Your guitarist, John Calvin Abney, has gone off and done his own solo thing. Is he still with you, too?
Yeah. He’ll be on this tour. He just did a European tour with Lee Bains III & the Glory Fires last month. He did that tour because we didn’t think we were going to be playing shows during that time, but that turned out to be wrong. So I played a few solo shows while he was in Europe with them. We met back up to finish recording last week. And, yeah, he’ll be on this tour.
A peer and fellow Oklahoman, Evan Felker (of Turnpike Troubadours), has publicly had a bit of a difficult time lately. Do you think they’ll see the other side of this?
It’s been about a year and a half since I’ve seen him. But I wish the best for him. They’re such a great band. He’s meant to be a songwriter and he’ll find his way to doing that again.
Sadler Vaden covered your “Nobody Gives a Damn About Songs Anymore” on his first solo record. How did you like his version?
I loved it! I was so happy that he did that. It was really cool to hear. I loved the 12-string, “Byrds-y/Petty” vibe to it. I was thrilled.
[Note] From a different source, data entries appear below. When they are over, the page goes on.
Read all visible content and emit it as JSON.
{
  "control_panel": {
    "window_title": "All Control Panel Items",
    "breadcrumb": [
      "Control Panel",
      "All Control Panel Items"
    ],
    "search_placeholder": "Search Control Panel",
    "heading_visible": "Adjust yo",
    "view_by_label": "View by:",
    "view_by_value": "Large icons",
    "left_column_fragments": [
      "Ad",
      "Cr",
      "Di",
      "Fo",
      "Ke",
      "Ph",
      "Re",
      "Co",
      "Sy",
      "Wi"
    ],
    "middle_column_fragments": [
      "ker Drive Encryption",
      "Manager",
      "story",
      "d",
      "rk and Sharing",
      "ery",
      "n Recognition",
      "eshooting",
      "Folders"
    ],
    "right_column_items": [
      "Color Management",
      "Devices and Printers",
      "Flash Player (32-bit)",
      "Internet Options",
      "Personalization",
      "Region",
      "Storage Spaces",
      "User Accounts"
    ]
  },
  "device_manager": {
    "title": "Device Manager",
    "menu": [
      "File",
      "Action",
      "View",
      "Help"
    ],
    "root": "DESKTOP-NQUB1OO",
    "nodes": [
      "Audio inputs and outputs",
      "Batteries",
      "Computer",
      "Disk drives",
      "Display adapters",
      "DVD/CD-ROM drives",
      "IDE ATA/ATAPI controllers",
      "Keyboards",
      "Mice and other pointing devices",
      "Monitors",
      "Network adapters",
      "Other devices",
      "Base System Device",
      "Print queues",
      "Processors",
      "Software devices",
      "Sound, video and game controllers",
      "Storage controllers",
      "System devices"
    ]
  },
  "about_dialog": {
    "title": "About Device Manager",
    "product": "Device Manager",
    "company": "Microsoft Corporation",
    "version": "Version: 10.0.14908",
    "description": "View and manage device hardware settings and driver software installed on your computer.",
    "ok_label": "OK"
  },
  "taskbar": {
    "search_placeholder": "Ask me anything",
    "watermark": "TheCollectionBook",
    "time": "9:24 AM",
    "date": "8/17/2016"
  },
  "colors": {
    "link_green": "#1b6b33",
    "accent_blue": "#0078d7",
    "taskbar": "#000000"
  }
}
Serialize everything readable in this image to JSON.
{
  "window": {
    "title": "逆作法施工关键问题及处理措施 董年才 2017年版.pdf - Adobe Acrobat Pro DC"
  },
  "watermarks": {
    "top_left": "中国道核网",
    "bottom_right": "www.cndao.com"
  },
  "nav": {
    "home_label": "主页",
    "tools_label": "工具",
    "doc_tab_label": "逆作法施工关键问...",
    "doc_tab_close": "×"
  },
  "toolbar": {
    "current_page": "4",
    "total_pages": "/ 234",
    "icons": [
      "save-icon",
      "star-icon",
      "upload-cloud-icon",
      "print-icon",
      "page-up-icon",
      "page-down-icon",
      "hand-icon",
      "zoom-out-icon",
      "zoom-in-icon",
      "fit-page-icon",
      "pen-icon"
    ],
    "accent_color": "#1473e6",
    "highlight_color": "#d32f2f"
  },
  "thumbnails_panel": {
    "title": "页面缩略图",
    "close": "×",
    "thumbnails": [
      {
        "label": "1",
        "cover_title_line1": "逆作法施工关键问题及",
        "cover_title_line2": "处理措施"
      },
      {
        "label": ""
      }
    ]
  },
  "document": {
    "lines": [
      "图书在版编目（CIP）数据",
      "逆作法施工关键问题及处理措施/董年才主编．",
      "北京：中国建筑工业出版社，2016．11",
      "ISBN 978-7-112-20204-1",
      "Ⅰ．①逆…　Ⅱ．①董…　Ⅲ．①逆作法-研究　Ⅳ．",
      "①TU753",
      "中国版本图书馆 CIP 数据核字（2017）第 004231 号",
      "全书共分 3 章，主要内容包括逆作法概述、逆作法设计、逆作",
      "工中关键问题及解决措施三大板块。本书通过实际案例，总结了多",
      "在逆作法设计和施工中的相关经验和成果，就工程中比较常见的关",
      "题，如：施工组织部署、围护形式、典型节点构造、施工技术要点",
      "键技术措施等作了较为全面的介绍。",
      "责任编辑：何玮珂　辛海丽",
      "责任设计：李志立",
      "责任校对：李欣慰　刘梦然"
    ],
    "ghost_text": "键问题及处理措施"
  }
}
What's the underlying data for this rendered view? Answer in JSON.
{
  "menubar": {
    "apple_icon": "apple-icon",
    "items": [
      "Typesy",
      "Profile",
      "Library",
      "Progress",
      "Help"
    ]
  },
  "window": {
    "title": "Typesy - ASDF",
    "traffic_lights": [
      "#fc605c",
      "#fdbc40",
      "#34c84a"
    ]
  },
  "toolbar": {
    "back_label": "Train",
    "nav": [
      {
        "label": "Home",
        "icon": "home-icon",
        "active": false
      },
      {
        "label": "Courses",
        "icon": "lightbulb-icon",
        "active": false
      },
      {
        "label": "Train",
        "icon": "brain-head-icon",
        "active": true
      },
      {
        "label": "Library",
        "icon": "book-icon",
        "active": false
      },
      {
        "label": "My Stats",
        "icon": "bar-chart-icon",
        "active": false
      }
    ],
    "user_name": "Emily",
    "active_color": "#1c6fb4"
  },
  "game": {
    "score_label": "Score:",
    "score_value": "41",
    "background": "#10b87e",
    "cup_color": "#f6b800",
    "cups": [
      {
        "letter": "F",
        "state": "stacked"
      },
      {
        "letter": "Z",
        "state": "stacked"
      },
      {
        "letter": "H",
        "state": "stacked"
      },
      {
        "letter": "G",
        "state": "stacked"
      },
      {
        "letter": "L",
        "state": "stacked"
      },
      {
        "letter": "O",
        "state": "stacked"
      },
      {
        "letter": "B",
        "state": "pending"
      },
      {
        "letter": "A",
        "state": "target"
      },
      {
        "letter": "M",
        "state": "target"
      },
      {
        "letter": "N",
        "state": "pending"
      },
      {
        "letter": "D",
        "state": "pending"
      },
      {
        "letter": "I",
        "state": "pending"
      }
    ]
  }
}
John Moreland returns to Saturn on Thursday, June 6. Early James and the Latest will open. Doors open at 8 p.m. and the show starts at 9 p.m. Tickets are $20.